== Segment start ==

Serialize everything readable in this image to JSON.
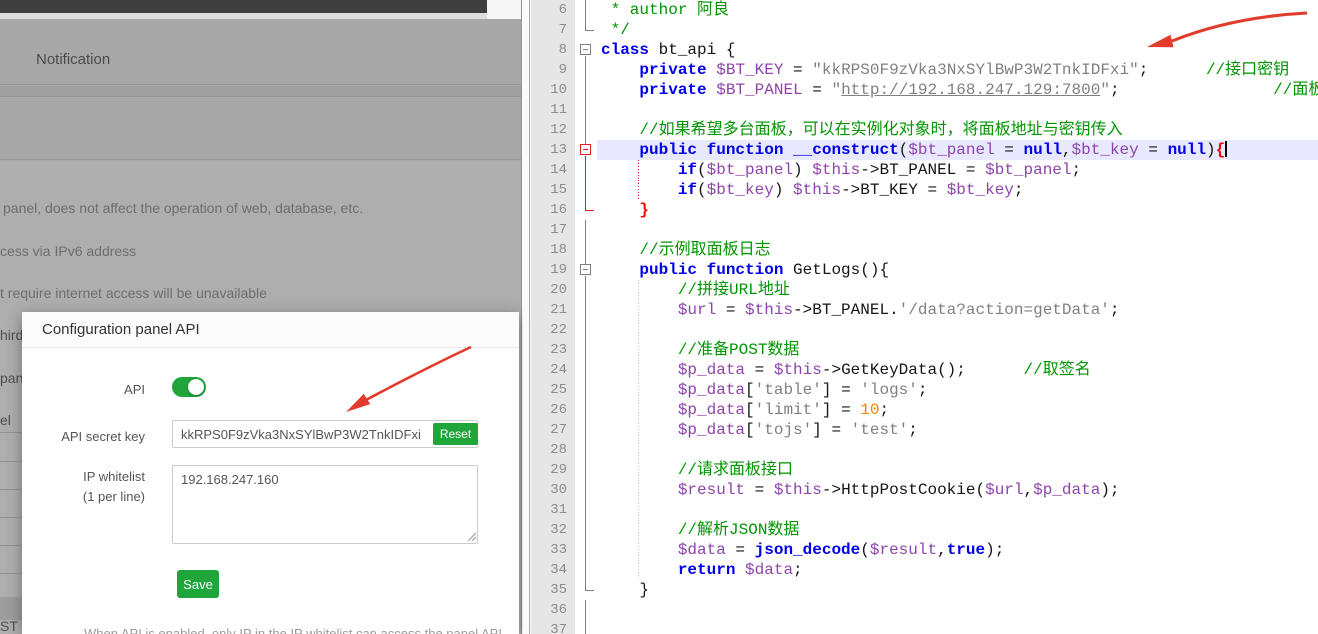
{
  "css_vars": {
    "--accent": "#20A53A",
    "--arrow": "#E23B2C",
    "--kw": "#0000E8",
    "--com": "#009500",
    "--str": "#808080",
    "--var": "#8E44AD",
    "--num": "#FF8000",
    "--brace": "#FF0000",
    "--hl": "#E8E8FF"
  },
  "background_page": {
    "section_title": "Notification",
    "sentences": [
      "panel, does not affect the operation of web, database, etc.",
      "cess via IPv6 address",
      "t require internet access will be unavailable"
    ],
    "fragments": [
      "hird-",
      "pan",
      "el",
      "ST -"
    ]
  },
  "modal": {
    "title": "Configuration panel API",
    "api_label": "API",
    "api_toggle_state": "on",
    "secret_key_label": "API secret key",
    "secret_key_value": "kkRPS0F9zVka3NxSYlBwP3W2TnkIDFxi",
    "reset_button": "Reset",
    "whitelist_label_line1": "IP whitelist",
    "whitelist_label_line2": "(1 per line)",
    "whitelist_value": "192.168.247.160",
    "save_button": "Save",
    "footnote": "When API is enabled, only IP in the IP whitelist can access the panel API"
  },
  "editor": {
    "lines": [
      {
        "n": 6,
        "f": "line",
        "g": "",
        "t": [
          [
            "c",
            " * author 阿良"
          ]
        ]
      },
      {
        "n": 7,
        "f": "end",
        "g": "",
        "t": [
          [
            "c",
            " */"
          ]
        ]
      },
      {
        "n": 8,
        "f": "box lb",
        "g": "",
        "t": [
          [
            "k",
            "class"
          ],
          [
            "p",
            " bt_api {"
          ]
        ]
      },
      {
        "n": 9,
        "f": "line",
        "g": "",
        "t": [
          [
            "p",
            "    "
          ],
          [
            "k",
            "private"
          ],
          [
            "p",
            " "
          ],
          [
            "v",
            "$BT_KEY"
          ],
          [
            "p",
            " = "
          ],
          [
            "s",
            "\"kkRPS0F9zVka3NxSYlBwP3W2TnkIDFxi\""
          ],
          [
            "p",
            ";      "
          ],
          [
            "c",
            "//接口密钥"
          ]
        ]
      },
      {
        "n": 10,
        "f": "line",
        "g": "",
        "t": [
          [
            "p",
            "    "
          ],
          [
            "k",
            "private"
          ],
          [
            "p",
            " "
          ],
          [
            "v",
            "$BT_PANEL"
          ],
          [
            "p",
            " = "
          ],
          [
            "s",
            "\""
          ],
          [
            "su",
            "http://192.168.247.129:7800"
          ],
          [
            "s",
            "\""
          ],
          [
            "p",
            ";                "
          ],
          [
            "c",
            "//面板地址"
          ]
        ]
      },
      {
        "n": 11,
        "f": "line",
        "g": "",
        "t": []
      },
      {
        "n": 12,
        "f": "line",
        "g": "",
        "t": [
          [
            "p",
            "    "
          ],
          [
            "c",
            "//如果希望多台面板，可以在实例化对象时，将面板地址与密钥传入"
          ]
        ]
      },
      {
        "n": 13,
        "f": "la lbred box boxred",
        "g": "",
        "hl": true,
        "t": [
          [
            "p",
            "    "
          ],
          [
            "k",
            "public"
          ],
          [
            "p",
            " "
          ],
          [
            "k",
            "function"
          ],
          [
            "p",
            " "
          ],
          [
            "k",
            "__construct"
          ],
          [
            "p",
            "("
          ],
          [
            "v",
            "$bt_panel"
          ],
          [
            "p",
            " = "
          ],
          [
            "k",
            "null"
          ],
          [
            "p",
            ","
          ],
          [
            "v",
            "$bt_key"
          ],
          [
            "p",
            " = "
          ],
          [
            "k",
            "null"
          ],
          [
            "p",
            ")"
          ],
          [
            "b",
            "{"
          ],
          [
            "caret",
            ""
          ]
        ]
      },
      {
        "n": 14,
        "f": "linered",
        "g": "r",
        "t": [
          [
            "p",
            "        "
          ],
          [
            "k",
            "if"
          ],
          [
            "p",
            "("
          ],
          [
            "v",
            "$bt_panel"
          ],
          [
            "p",
            ") "
          ],
          [
            "v",
            "$this"
          ],
          [
            "p",
            "->BT_PANEL = "
          ],
          [
            "v",
            "$bt_panel"
          ],
          [
            "p",
            ";"
          ]
        ]
      },
      {
        "n": 15,
        "f": "linered",
        "g": "r",
        "t": [
          [
            "p",
            "        "
          ],
          [
            "k",
            "if"
          ],
          [
            "p",
            "("
          ],
          [
            "v",
            "$bt_key"
          ],
          [
            "p",
            ") "
          ],
          [
            "v",
            "$this"
          ],
          [
            "p",
            "->BT_KEY = "
          ],
          [
            "v",
            "$bt_key"
          ],
          [
            "p",
            ";"
          ]
        ]
      },
      {
        "n": 16,
        "f": "endred",
        "g": "",
        "t": [
          [
            "p",
            "    "
          ],
          [
            "b",
            "}"
          ]
        ]
      },
      {
        "n": 17,
        "f": "line",
        "g": "",
        "t": []
      },
      {
        "n": 18,
        "f": "line",
        "g": "",
        "t": [
          [
            "p",
            "    "
          ],
          [
            "c",
            "//示例取面板日志"
          ]
        ]
      },
      {
        "n": 19,
        "f": "box la lb",
        "g": "",
        "t": [
          [
            "p",
            "    "
          ],
          [
            "k",
            "public"
          ],
          [
            "p",
            " "
          ],
          [
            "k",
            "function"
          ],
          [
            "p",
            " GetLogs(){"
          ]
        ]
      },
      {
        "n": 20,
        "f": "line",
        "g": "g",
        "t": [
          [
            "p",
            "        "
          ],
          [
            "c",
            "//拼接URL地址"
          ]
        ]
      },
      {
        "n": 21,
        "f": "line",
        "g": "g",
        "t": [
          [
            "p",
            "        "
          ],
          [
            "v",
            "$url"
          ],
          [
            "p",
            " = "
          ],
          [
            "v",
            "$this"
          ],
          [
            "p",
            "->BT_PANEL."
          ],
          [
            "s",
            "'/data?action=getData'"
          ],
          [
            "p",
            ";"
          ]
        ]
      },
      {
        "n": 22,
        "f": "line",
        "g": "g",
        "t": []
      },
      {
        "n": 23,
        "f": "line",
        "g": "g",
        "t": [
          [
            "p",
            "        "
          ],
          [
            "c",
            "//准备POST数据"
          ]
        ]
      },
      {
        "n": 24,
        "f": "line",
        "g": "g",
        "t": [
          [
            "p",
            "        "
          ],
          [
            "v",
            "$p_data"
          ],
          [
            "p",
            " = "
          ],
          [
            "v",
            "$this"
          ],
          [
            "p",
            "->GetKeyData();      "
          ],
          [
            "c",
            "//取签名"
          ]
        ]
      },
      {
        "n": 25,
        "f": "line",
        "g": "g",
        "t": [
          [
            "p",
            "        "
          ],
          [
            "v",
            "$p_data"
          ],
          [
            "p",
            "["
          ],
          [
            "s",
            "'table'"
          ],
          [
            "p",
            "] = "
          ],
          [
            "s",
            "'logs'"
          ],
          [
            "p",
            ";"
          ]
        ]
      },
      {
        "n": 26,
        "f": "line",
        "g": "g",
        "t": [
          [
            "p",
            "        "
          ],
          [
            "v",
            "$p_data"
          ],
          [
            "p",
            "["
          ],
          [
            "s",
            "'limit'"
          ],
          [
            "p",
            "] = "
          ],
          [
            "n",
            "10"
          ],
          [
            "p",
            ";"
          ]
        ]
      },
      {
        "n": 27,
        "f": "line",
        "g": "g",
        "t": [
          [
            "p",
            "        "
          ],
          [
            "v",
            "$p_data"
          ],
          [
            "p",
            "["
          ],
          [
            "s",
            "'tojs'"
          ],
          [
            "p",
            "] = "
          ],
          [
            "s",
            "'test'"
          ],
          [
            "p",
            ";"
          ]
        ]
      },
      {
        "n": 28,
        "f": "line",
        "g": "g",
        "t": []
      },
      {
        "n": 29,
        "f": "line",
        "g": "g",
        "t": [
          [
            "p",
            "        "
          ],
          [
            "c",
            "//请求面板接口"
          ]
        ]
      },
      {
        "n": 30,
        "f": "line",
        "g": "g",
        "t": [
          [
            "p",
            "        "
          ],
          [
            "v",
            "$result"
          ],
          [
            "p",
            " = "
          ],
          [
            "v",
            "$this"
          ],
          [
            "p",
            "->HttpPostCookie("
          ],
          [
            "v",
            "$url"
          ],
          [
            "p",
            ","
          ],
          [
            "v",
            "$p_data"
          ],
          [
            "p",
            ");"
          ]
        ]
      },
      {
        "n": 31,
        "f": "line",
        "g": "g",
        "t": []
      },
      {
        "n": 32,
        "f": "line",
        "g": "g",
        "t": [
          [
            "p",
            "        "
          ],
          [
            "c",
            "//解析JSON数据"
          ]
        ]
      },
      {
        "n": 33,
        "f": "line",
        "g": "g",
        "t": [
          [
            "p",
            "        "
          ],
          [
            "v",
            "$data"
          ],
          [
            "p",
            " = "
          ],
          [
            "k",
            "json_decode"
          ],
          [
            "p",
            "("
          ],
          [
            "v",
            "$result"
          ],
          [
            "p",
            ","
          ],
          [
            "k",
            "true"
          ],
          [
            "p",
            ");"
          ]
        ]
      },
      {
        "n": 34,
        "f": "line",
        "g": "g",
        "t": [
          [
            "p",
            "        "
          ],
          [
            "k",
            "return"
          ],
          [
            "p",
            " "
          ],
          [
            "v",
            "$data"
          ],
          [
            "p",
            ";"
          ]
        ]
      },
      {
        "n": 35,
        "f": "end",
        "g": "",
        "t": [
          [
            "p",
            "    }"
          ]
        ]
      },
      {
        "n": 36,
        "f": "line",
        "g": "",
        "t": []
      },
      {
        "n": 37,
        "f": "line",
        "g": "",
        "t": []
      }
    ]
  }
}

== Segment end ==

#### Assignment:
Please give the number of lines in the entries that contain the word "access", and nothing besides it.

#### Exercise response:
2